It’s also intriguing how Mustafa’s journey to the docks is, in essence, a metaphor for “finding his way home.” His outward trek mimics his inner, personal passage, taking him down a path designed to lead him back to his true self. It’s a journey we must all take at some point in our lives, preferably with the sort of conscious awareness that he exhibits as he makes his way toward that destination. Approaching our destiny – and the true nature of our individual and collective selves – is always easiest (and most fulfilling) when we do so with our eyes, hearts and minds wide open, just as the protagonist does here. In the end, the outcome from doing so may prove to be far more rewarding than any of us could possibly imagine.

Thoughts on love provide the focus for one of the insightful meditative sequences in the beautifully illustrated new animated fantasy, “Kahlil Gibran’s The Prophet.” Photo courtesy of GKIDS.
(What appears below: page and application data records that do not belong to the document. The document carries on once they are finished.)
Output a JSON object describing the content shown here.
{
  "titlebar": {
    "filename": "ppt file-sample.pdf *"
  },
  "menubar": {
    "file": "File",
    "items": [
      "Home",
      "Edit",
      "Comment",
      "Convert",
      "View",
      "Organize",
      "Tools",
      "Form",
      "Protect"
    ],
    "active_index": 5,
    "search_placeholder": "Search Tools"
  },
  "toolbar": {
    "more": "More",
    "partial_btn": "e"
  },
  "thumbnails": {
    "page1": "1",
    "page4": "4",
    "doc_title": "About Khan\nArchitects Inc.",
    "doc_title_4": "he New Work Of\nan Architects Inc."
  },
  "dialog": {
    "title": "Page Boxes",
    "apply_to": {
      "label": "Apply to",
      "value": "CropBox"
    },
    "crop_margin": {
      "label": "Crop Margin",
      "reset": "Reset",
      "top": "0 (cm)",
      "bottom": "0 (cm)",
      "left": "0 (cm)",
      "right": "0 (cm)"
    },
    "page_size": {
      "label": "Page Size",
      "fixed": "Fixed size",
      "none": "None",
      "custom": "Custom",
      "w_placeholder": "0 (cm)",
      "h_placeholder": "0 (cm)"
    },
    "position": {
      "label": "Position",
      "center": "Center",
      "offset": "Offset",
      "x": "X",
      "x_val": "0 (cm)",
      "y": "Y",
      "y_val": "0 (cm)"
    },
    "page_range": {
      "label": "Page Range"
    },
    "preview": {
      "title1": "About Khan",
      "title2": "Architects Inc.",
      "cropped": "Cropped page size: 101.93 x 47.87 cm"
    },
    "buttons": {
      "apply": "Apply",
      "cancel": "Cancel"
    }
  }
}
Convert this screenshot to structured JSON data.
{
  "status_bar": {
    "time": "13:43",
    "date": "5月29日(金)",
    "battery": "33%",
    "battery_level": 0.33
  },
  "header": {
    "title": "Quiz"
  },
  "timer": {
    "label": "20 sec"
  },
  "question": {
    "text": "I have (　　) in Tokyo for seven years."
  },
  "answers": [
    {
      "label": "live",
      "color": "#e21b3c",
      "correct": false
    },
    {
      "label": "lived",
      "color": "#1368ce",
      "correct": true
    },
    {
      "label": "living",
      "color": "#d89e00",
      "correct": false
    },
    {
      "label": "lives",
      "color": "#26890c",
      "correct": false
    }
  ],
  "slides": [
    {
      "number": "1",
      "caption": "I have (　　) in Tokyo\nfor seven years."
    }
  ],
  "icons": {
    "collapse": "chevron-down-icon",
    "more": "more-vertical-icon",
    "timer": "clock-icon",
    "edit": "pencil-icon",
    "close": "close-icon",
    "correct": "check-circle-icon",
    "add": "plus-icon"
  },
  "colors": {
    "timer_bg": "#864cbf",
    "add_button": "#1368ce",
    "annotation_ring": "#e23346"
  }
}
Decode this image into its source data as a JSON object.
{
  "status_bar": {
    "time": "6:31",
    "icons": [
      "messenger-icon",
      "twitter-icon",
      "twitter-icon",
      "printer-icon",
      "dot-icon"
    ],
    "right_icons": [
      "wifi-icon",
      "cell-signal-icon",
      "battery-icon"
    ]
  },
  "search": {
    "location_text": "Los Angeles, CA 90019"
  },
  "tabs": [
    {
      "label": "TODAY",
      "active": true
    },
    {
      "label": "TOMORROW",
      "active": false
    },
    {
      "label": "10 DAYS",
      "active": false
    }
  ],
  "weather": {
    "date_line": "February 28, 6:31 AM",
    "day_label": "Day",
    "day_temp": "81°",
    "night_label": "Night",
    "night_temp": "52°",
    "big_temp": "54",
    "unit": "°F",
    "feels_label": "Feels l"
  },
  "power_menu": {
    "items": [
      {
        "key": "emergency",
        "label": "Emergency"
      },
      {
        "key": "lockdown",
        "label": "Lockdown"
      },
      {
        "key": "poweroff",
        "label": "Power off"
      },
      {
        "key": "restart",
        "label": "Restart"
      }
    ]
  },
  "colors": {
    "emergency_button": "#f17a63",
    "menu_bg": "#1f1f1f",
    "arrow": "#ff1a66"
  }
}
“The Prophet” presents an intriguing, inspiring mix of thoughts and ideas in a beautifully animated cinematic package. The meditative sequences are particularly impressive with their stunning imagery and profound thoughts. Viewers young and old are sure to glean valuable insights from these segments. It’s truly refreshing to see a picture that attempts to offer something meaningful to more youthful audiences without being condescending or silly.

With that said, however, the film also has one major flaw – an overlong (and surprisingly somewhat juvenile) opening sequence. While this segment is necessary to introduce the characters and the narrative that carries the story, its execution leaves much to be desired (and could easily turn off viewers whose patience is easily tested). So, in light of this, I heartily suggest that audience members do what they can to grit their teeth and hang on through this portion of the picture. They will indeed be richly rewarded for their persistence if they can successfully make it past a lead-in seriously in need of significant reworking.

The film is currently playing in limited release, primarily at theaters specializing in independent cinema. Visit the picture’s web site for locations where it’s being screened.

Those seeking the truth about the nature of existence have often come to the conclusion that “life is its own answer.” For some, that supposition may seem overly glib or simplistic. However, the more we look at it, the more likely we’ll come to agree with that idea, especially when we sincerely assess the source of our life’s origin. “The Prophet” helps show us the way in that regard, revealing just how beautiful, meaningful and rewarding it – and we – can be.

Copyright © 2015, by Brent Marchant. All rights reserved.

No comments:

Post a Comment